Advertisement

Chris Wood

Medical

Sweat sensor uses battery-free, plant-like pump

A sensor under development by researchers at the Eindhoven University of Technology (TU/e) in the Netherlands takes inspiration from how plants draw water out of the earth. Designed to take medically useful readings from patient sweat, the sensor doesn't require any form of external power.Read More

Space

Satellites reveal El Niño's impact

Data from NASA satellites is being used to help scientists analyze how El Niño – a natural, regularly-occurring event that sees large volumes of warm water move through the Pacific Ocean – is affecting a population of tiny ocean plants. A decline in the number of these plants can cause big disruptions to coastal fishing industries.Read More

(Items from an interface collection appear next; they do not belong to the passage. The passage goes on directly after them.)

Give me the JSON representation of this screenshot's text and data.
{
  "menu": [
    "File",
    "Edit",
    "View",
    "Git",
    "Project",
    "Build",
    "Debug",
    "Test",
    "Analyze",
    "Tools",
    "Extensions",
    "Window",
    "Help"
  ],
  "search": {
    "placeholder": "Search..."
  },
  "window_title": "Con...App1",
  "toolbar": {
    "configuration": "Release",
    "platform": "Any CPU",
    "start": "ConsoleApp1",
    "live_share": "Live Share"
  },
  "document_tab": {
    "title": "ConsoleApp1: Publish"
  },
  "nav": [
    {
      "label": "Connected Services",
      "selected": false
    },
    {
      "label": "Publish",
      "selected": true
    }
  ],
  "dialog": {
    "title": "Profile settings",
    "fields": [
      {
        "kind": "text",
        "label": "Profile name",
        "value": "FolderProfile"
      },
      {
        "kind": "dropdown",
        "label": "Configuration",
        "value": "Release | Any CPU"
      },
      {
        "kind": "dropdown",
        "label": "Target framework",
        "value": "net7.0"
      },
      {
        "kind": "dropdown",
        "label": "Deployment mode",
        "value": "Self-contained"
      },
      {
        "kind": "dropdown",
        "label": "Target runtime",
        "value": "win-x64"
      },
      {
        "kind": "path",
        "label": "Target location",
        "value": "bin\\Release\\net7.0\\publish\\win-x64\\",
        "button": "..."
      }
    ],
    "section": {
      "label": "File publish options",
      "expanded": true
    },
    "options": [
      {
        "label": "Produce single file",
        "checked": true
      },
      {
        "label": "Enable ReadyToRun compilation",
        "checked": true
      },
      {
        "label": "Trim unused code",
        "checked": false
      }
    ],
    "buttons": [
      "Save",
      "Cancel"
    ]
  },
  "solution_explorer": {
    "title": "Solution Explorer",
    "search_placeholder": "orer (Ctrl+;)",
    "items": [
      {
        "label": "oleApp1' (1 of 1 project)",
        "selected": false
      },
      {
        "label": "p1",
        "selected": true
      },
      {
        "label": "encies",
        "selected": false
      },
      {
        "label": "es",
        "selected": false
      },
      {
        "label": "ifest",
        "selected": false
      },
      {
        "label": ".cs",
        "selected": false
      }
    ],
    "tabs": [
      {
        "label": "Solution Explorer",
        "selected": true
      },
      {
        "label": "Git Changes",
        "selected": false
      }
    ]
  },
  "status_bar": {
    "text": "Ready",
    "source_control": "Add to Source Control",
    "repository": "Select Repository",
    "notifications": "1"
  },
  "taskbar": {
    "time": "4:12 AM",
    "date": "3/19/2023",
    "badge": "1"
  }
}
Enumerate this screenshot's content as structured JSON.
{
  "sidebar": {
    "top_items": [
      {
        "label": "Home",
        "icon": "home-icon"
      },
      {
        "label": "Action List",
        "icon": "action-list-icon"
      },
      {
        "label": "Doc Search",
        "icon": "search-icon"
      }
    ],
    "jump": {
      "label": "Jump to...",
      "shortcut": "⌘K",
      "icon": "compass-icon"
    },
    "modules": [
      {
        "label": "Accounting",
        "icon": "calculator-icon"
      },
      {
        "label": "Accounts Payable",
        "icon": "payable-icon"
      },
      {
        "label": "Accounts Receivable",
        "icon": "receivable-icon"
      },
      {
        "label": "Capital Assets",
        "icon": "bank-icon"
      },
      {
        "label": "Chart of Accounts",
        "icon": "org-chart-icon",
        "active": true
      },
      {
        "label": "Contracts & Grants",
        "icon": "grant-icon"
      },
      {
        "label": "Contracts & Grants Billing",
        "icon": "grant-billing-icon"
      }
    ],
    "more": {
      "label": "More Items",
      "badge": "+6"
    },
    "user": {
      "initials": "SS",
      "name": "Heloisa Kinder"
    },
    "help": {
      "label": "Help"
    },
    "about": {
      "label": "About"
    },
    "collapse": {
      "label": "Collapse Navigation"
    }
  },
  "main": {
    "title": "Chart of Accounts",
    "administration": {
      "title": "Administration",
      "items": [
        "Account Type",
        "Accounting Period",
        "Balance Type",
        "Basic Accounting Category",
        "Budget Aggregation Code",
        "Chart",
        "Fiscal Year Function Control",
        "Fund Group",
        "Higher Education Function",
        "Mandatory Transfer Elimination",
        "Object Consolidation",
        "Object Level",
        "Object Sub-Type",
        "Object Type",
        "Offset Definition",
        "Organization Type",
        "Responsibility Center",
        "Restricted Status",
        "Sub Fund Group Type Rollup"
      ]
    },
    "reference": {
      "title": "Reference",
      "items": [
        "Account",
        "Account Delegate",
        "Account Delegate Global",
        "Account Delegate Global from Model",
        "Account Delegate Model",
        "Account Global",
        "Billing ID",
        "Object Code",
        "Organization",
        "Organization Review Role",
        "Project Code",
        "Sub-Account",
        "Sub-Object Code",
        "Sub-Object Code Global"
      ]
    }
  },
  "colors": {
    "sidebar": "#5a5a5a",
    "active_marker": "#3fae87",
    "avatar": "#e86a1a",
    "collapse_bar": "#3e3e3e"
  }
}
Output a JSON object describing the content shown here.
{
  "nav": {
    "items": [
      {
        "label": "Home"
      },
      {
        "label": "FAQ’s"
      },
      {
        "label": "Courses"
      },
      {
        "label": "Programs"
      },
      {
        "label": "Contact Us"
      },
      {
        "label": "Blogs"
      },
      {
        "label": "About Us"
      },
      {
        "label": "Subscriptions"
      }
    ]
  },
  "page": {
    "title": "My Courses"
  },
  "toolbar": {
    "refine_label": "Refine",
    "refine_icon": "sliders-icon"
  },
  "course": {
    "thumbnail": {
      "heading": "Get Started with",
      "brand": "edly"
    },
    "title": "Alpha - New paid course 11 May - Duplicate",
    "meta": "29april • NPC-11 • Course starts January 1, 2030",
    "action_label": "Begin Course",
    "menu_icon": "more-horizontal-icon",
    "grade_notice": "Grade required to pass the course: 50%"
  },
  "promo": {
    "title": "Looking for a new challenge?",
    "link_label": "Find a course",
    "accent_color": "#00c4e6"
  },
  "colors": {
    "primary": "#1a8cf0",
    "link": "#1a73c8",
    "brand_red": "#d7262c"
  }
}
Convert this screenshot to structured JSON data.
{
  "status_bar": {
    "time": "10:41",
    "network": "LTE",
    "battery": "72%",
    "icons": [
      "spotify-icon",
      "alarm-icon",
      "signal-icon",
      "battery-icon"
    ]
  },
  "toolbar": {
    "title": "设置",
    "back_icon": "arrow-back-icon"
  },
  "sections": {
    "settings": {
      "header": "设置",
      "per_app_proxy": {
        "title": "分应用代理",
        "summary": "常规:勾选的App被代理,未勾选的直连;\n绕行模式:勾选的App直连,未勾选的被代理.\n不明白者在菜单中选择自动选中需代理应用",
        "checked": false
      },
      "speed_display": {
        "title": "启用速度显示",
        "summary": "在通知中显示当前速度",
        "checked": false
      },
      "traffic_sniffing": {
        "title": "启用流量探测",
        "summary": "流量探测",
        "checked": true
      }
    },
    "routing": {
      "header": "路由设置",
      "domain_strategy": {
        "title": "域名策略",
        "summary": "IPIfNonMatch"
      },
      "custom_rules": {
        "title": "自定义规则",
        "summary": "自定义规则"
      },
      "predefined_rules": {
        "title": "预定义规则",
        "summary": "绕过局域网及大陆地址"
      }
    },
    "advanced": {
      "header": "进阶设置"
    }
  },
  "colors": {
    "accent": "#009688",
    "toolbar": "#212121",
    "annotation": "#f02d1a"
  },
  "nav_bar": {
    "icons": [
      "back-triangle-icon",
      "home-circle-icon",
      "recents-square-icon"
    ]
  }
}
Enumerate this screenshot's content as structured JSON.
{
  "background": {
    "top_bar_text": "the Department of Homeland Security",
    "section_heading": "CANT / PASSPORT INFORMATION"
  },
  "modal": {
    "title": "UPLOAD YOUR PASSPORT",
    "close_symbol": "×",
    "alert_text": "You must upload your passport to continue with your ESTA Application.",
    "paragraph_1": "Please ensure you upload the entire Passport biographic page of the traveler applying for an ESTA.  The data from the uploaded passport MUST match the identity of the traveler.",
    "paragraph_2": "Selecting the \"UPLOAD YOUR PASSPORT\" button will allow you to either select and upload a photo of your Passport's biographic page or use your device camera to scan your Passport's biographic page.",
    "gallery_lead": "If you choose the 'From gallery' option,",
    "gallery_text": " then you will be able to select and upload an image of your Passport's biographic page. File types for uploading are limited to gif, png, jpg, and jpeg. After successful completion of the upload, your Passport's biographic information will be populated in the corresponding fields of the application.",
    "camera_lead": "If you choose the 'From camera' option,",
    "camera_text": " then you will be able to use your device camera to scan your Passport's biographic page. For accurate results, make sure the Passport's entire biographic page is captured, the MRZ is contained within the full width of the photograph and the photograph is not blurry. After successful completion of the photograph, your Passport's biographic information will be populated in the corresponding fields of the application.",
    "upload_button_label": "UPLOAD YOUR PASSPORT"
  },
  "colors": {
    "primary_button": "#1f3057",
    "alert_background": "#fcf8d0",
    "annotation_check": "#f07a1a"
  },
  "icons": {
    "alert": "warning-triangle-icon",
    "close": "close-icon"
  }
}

Medical

Portable system provides on-demand drug production

Manufacturing drugs is a complex process, often involving multiple facilities and taking weeks or months to arrive at the finished article. The lack of flexibility in the system led MIT researchers to develop a compact, all-in-one solution to allow for streamlined, speedy drug production. It can be adjusted to produce different medications, and isn't designed to replace existing manufacturing plants, but rather to complement them by providing, for example, an emergency backup solution should a facility have to be shut down.Read More

Space

Does a nearby star host an Earth-like planet?

The European Southern Observatory's (ESO) Atacama Large Millimeter/submillimeter Array (ALMA) has made some stunning and insightful observations since its inauguration in 2013, including looks at galaxy formation in the early Universe and snaps of the Milky Way's largest known stellar womb. The telescope's latest effort is one of its most impressive yet, providing us with the best-ever look at a planet-forming disc. Read More

Health & Wellbeing

To diagnose autism, watch the eyes

When diagnosing autism spectrum disorder (ASD) in children, doctors currently rely on reports from parents, and direct observations, but those methods don't always produce concrete results. Now, researchers at the Cleveland Clinic have looked to remote eye tracking to help streamline the process, providing a solid, early diagnosis that lets treatment start more quickly.Read More

Medical

Tool matches cancer genetics to approved treatments

When treating cancer, it's difficult to know whether a chosen treatment is proving effective. While new breakthroughs may give doctors faster indications of whether drugs are working, by the time a new treatment is attempted, it might be too late to achieve a positive outcome. A new tool, developed by researchers at the University of Colorado, could have a big impact on which treatment doctors decide to use, using data from whole exome sequencing to pick out drugs likely to prove effective at tackling tumors on a case-by-case basis.Read More

    Advertisement
    Advertisement
    Advertisement

    See the stories that matter in your inbox every morning